Your answer should repeat the entries in full, exactly as given, with no pictures.
((
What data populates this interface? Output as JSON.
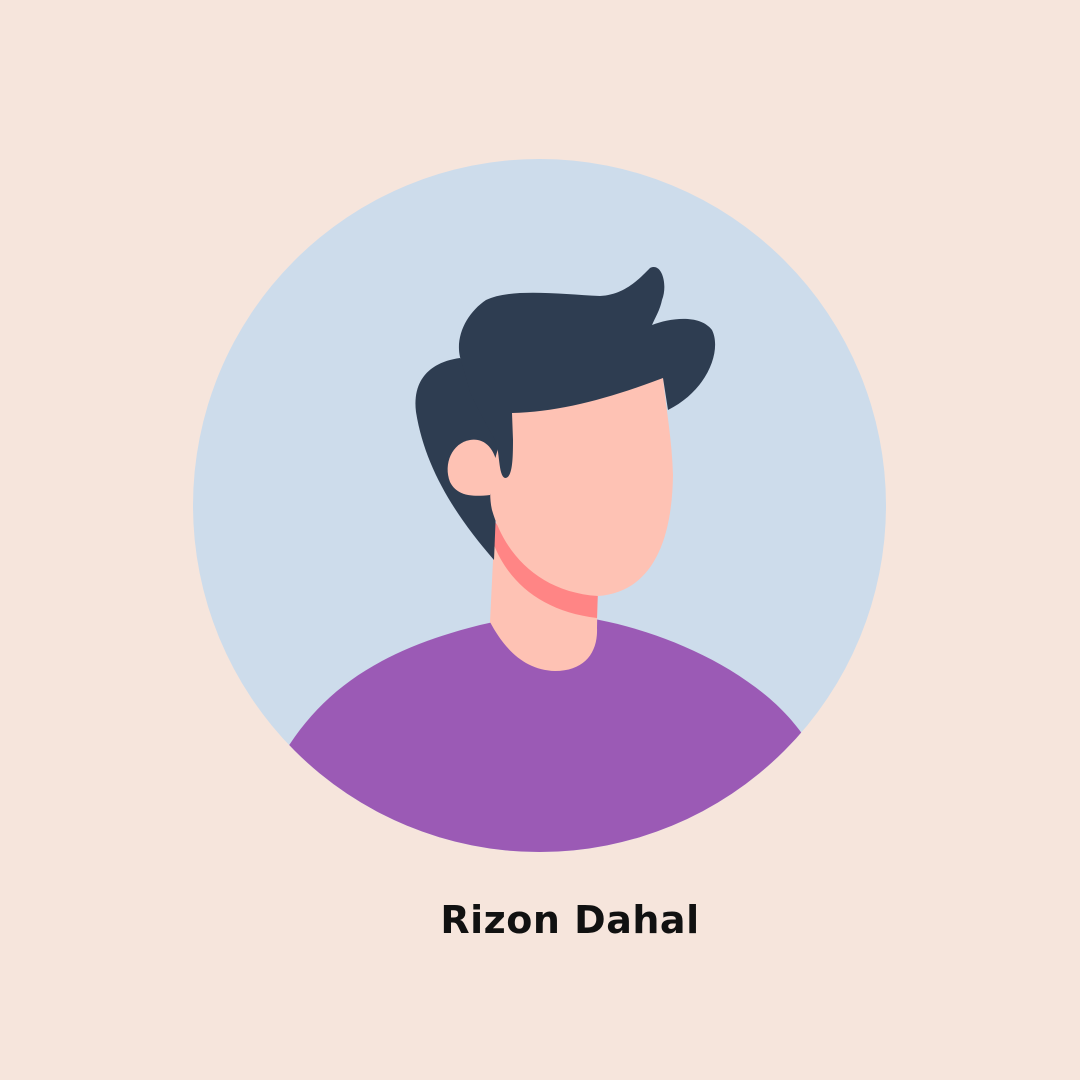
{
  "profile": {
    "name": "Rizon Dahal"
  },
  "colors": {
    "background": "#f6e5dc",
    "circle": "#cddceb",
    "hair": "#2e3d51",
    "skin": "#fec2b4",
    "neck_shadow": "#ff8585",
    "shirt": "#9b5ab5",
    "text": "#111111"
  }
}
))
- PROBLEM SOLUTION -
What data populates this interface? Output as JSON.
{
  "profile": {
    "name": "Rizon Dahal"
  },
  "colors": {
    "background": "#f6e5dc",
    "circle": "#cddceb",
    "hair": "#2e3d51",
    "skin": "#fec2b4",
    "neck_shadow": "#ff8585",
    "shirt": "#9b5ab5",
    "text": "#111111"
  }
}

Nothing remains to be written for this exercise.